Wiro-Bless Kamboe

Wiro was born and raised in rural northern Ghana, where interacting closely with nature is an essential part of life. He has always been passionate about wildlife and animal welfare, and he developed an interest in birds at a very young age. His first experience of wildlife management in a protected area was in 2011, when he visited Mole National Park during a school trip. The sight of the many wildlife species, from charismatic ones such as the African Savanna Elephant to the smaller colourful birds, was very exciting, and he wished the experience would never end. The prospects of what biodiversity conservation could achieve made him determined to understand the concept of conservation better, and to be part of it. This led him to do a BSc at the Department of Biodiversity Conservation and Management of the University for Development Studies in Ghana, where he conducted research on the pet trade in birds in his hometown for his dissertation. After his BSc, he joined the same department as a research and teaching assistant where he was involved in several activities and experiences, including fieldwork, report writing, local community engagement and organising tutorials for several courses.

In 2022, Wiro joined the Honey-Hunting Research Network initiated by the African Honeyguides’ Research Group. He conducted a pilot survey on honey-hunting and beekeeping communities in northern Ghana. For his MSc thesis, he will focus on further surveying and describing the remaining honey-hunting cultures in Ghana, and he will investigate the relationship people have with honeyguides.

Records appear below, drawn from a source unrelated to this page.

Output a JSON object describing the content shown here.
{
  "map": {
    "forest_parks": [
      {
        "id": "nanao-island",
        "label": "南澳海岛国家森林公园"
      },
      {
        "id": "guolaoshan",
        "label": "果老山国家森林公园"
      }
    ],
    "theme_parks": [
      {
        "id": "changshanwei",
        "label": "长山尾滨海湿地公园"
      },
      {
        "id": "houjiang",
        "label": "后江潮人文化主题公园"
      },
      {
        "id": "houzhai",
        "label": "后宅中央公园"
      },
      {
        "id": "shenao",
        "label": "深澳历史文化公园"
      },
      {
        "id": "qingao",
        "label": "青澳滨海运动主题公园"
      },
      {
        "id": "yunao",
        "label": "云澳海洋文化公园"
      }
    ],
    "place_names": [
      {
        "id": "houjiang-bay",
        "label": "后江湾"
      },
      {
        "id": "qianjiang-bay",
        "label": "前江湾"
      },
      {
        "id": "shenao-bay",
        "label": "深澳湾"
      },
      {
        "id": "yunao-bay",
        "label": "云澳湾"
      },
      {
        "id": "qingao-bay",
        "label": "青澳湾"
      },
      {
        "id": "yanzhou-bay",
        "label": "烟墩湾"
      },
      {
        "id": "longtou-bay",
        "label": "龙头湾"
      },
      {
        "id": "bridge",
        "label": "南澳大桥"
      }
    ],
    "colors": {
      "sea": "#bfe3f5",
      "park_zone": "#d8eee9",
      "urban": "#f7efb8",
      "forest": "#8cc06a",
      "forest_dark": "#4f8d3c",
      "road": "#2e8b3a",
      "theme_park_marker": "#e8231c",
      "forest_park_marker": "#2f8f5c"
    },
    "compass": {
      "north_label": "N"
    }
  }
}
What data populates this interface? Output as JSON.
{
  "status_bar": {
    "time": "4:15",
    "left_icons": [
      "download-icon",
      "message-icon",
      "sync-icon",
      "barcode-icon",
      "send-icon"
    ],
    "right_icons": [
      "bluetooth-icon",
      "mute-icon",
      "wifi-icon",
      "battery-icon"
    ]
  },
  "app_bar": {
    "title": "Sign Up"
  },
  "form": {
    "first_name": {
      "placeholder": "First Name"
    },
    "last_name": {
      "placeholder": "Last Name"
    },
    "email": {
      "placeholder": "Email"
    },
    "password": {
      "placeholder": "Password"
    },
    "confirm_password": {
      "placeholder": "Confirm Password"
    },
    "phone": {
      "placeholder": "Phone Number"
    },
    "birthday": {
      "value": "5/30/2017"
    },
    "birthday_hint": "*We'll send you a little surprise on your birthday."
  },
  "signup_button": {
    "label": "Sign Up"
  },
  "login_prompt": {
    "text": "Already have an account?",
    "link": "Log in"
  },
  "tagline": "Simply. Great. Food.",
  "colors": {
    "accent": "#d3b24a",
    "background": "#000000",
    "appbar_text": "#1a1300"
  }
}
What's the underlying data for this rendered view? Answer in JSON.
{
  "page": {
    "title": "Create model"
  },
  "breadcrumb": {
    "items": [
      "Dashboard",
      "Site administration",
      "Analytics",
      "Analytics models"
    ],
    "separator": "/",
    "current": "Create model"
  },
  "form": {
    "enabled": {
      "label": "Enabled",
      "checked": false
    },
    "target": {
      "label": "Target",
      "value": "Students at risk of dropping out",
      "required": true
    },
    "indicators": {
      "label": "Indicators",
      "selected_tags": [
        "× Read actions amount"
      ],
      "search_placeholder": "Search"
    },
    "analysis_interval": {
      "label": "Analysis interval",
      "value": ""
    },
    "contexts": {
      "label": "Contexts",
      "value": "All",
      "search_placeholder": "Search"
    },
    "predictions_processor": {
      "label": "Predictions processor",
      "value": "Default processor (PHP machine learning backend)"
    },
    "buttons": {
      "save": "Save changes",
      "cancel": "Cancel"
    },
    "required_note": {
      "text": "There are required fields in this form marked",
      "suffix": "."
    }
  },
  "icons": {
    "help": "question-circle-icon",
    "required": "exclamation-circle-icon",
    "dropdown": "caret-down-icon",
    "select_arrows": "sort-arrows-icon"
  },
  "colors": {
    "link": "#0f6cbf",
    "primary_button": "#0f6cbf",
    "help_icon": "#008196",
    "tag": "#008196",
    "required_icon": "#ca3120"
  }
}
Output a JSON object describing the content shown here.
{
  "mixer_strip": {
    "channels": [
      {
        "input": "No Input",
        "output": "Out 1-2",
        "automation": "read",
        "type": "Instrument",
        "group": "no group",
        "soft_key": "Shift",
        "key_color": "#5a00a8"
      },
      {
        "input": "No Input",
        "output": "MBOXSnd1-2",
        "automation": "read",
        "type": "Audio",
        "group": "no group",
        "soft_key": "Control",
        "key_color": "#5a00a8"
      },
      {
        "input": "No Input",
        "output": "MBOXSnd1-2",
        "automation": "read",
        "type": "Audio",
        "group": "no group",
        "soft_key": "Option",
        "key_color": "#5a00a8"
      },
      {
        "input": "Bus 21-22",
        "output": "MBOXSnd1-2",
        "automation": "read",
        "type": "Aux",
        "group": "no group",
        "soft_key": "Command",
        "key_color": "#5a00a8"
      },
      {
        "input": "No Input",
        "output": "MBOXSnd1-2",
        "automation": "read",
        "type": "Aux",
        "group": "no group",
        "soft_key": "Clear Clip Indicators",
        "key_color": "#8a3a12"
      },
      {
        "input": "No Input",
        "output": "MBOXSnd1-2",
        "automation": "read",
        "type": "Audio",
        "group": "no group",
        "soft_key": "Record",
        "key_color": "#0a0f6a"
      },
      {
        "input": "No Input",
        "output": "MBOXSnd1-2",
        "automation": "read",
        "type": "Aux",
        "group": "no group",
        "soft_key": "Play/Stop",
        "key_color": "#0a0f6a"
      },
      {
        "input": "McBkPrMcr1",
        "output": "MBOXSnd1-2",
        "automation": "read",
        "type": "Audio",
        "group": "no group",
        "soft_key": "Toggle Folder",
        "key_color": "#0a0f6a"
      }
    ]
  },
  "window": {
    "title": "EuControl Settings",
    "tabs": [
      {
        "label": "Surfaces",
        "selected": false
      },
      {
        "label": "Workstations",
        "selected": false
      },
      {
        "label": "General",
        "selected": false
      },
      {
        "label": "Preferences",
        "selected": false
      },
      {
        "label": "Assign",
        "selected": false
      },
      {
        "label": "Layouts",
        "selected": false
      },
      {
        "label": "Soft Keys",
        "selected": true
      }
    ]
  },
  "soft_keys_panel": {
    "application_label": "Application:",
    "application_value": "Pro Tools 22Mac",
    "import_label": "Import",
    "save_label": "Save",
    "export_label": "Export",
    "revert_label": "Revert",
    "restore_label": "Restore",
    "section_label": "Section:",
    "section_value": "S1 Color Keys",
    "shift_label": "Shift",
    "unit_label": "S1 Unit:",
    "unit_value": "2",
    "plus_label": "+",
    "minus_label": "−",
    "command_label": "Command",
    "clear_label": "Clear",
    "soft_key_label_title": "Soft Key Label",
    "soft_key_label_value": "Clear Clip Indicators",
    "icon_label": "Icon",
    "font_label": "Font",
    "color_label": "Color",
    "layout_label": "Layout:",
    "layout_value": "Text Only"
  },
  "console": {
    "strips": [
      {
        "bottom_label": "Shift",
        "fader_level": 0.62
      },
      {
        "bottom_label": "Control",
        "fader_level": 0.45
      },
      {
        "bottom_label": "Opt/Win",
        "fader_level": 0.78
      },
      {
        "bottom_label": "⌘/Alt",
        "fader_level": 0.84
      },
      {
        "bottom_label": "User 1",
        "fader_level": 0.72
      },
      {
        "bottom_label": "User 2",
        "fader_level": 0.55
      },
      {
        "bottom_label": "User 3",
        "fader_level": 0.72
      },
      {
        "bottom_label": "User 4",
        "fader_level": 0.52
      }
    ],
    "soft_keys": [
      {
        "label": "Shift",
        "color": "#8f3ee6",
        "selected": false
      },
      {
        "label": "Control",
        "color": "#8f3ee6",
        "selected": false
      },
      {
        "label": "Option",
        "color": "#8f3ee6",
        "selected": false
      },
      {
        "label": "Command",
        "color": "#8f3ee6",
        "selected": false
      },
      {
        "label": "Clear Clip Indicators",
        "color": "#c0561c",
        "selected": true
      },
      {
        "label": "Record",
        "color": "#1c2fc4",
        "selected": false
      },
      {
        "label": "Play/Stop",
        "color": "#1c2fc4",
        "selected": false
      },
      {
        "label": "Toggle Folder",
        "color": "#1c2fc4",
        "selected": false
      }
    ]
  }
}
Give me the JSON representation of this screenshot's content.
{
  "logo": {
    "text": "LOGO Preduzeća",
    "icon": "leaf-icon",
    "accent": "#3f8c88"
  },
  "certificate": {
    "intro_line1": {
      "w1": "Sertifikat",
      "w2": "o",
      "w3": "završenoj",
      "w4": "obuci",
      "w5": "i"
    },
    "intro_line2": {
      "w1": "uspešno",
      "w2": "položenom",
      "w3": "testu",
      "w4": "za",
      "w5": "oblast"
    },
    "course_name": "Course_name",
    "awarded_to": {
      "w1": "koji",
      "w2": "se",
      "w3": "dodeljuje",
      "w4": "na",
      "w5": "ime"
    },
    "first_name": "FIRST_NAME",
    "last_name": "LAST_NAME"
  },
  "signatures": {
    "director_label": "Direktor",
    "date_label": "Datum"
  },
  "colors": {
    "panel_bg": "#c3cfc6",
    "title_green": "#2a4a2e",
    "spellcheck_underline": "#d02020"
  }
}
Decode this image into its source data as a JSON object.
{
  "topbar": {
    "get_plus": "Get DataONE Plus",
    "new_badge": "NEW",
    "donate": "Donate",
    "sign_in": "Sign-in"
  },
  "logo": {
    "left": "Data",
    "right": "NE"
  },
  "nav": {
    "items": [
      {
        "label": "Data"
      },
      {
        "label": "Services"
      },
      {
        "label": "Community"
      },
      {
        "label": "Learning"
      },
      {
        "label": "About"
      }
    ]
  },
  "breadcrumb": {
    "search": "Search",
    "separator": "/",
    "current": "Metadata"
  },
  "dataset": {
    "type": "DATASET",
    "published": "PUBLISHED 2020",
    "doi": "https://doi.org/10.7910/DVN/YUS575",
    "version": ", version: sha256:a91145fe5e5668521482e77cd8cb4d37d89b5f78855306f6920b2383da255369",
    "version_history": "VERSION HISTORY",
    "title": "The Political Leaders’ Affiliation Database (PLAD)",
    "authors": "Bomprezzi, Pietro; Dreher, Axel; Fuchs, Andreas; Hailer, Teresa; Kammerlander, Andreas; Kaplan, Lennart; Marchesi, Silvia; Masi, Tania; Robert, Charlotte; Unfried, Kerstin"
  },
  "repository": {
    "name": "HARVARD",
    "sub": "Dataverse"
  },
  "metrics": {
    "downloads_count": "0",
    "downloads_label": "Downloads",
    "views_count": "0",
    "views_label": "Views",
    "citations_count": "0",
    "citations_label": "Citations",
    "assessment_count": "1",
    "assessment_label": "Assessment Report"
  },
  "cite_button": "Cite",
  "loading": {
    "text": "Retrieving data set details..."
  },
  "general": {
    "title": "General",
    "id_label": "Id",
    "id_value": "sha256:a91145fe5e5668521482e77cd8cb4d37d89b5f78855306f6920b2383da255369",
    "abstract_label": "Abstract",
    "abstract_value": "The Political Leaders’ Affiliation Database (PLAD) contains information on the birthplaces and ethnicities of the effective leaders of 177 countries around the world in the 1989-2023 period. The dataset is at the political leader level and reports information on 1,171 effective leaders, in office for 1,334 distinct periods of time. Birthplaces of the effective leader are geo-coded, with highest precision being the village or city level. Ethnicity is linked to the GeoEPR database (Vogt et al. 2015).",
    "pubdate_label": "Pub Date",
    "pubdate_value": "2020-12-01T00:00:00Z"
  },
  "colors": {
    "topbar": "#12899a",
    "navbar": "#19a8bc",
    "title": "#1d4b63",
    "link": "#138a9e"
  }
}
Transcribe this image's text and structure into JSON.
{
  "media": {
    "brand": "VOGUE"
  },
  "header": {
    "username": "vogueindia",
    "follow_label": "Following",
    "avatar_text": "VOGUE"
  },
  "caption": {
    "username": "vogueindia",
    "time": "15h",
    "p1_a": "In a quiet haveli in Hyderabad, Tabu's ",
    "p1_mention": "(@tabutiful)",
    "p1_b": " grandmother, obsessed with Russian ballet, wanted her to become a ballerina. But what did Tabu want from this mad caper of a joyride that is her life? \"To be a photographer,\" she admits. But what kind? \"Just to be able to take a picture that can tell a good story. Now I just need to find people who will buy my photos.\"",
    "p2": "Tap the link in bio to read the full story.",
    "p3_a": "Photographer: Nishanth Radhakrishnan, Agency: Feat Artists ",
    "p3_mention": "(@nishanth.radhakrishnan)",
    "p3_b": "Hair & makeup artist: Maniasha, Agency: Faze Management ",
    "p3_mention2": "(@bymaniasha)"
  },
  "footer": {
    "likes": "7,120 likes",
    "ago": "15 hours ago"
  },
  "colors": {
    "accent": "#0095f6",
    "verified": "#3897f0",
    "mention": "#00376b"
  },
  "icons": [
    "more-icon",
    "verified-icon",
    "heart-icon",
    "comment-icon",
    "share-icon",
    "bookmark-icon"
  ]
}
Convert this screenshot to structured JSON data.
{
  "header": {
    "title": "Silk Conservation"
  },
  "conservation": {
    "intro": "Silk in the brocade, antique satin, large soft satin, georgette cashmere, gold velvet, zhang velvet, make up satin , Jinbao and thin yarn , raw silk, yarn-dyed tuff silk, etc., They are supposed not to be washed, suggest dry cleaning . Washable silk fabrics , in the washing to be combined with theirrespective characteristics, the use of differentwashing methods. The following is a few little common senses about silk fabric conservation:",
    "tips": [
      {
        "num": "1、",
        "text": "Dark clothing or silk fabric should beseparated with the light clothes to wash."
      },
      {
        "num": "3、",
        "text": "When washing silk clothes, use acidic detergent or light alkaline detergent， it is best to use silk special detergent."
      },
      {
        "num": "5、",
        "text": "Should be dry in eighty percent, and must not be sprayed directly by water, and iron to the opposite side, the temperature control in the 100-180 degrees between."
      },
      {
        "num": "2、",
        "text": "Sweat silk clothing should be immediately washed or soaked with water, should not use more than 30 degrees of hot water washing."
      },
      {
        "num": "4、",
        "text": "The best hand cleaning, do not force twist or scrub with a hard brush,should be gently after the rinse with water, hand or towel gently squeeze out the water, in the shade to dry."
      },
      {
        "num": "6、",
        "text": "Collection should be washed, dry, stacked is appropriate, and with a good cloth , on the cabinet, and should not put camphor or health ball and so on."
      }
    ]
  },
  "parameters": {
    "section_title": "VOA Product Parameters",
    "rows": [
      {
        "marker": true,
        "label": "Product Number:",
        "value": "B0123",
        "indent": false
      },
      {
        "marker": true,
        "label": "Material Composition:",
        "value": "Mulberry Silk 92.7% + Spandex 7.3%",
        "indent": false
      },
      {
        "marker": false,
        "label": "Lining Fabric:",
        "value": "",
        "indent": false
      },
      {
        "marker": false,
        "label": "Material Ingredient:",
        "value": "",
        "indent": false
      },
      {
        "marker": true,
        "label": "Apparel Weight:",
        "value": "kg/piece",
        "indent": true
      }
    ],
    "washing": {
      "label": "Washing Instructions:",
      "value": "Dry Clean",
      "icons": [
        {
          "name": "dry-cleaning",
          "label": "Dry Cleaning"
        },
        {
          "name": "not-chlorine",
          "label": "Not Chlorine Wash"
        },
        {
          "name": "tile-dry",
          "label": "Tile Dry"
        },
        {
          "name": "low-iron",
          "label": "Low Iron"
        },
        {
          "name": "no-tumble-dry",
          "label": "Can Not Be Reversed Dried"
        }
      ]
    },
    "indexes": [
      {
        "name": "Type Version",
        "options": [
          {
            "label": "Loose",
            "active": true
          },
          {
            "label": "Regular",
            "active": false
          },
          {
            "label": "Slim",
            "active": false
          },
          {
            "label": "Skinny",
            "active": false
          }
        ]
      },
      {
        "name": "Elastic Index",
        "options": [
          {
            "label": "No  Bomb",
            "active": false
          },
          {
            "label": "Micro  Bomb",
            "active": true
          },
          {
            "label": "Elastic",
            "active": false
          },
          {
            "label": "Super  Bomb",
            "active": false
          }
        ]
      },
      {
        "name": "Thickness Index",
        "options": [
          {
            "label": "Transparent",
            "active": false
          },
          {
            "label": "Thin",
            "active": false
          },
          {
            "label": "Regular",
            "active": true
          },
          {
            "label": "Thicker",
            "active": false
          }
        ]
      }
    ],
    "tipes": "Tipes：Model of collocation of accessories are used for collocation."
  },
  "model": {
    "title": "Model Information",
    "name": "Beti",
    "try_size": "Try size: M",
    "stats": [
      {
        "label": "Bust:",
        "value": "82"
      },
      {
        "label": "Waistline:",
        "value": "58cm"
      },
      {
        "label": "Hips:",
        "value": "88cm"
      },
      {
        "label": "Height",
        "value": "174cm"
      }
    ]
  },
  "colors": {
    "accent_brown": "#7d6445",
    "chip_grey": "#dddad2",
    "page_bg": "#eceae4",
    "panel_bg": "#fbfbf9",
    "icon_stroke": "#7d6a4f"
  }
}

Thesis: Partnership, companion or enemy: how and why do people differ in their relationship with honeyguides in northern Ghana (Supervisors: Claire Spottiswoode, Jessica van der Wal, Timothy Khan Aikins).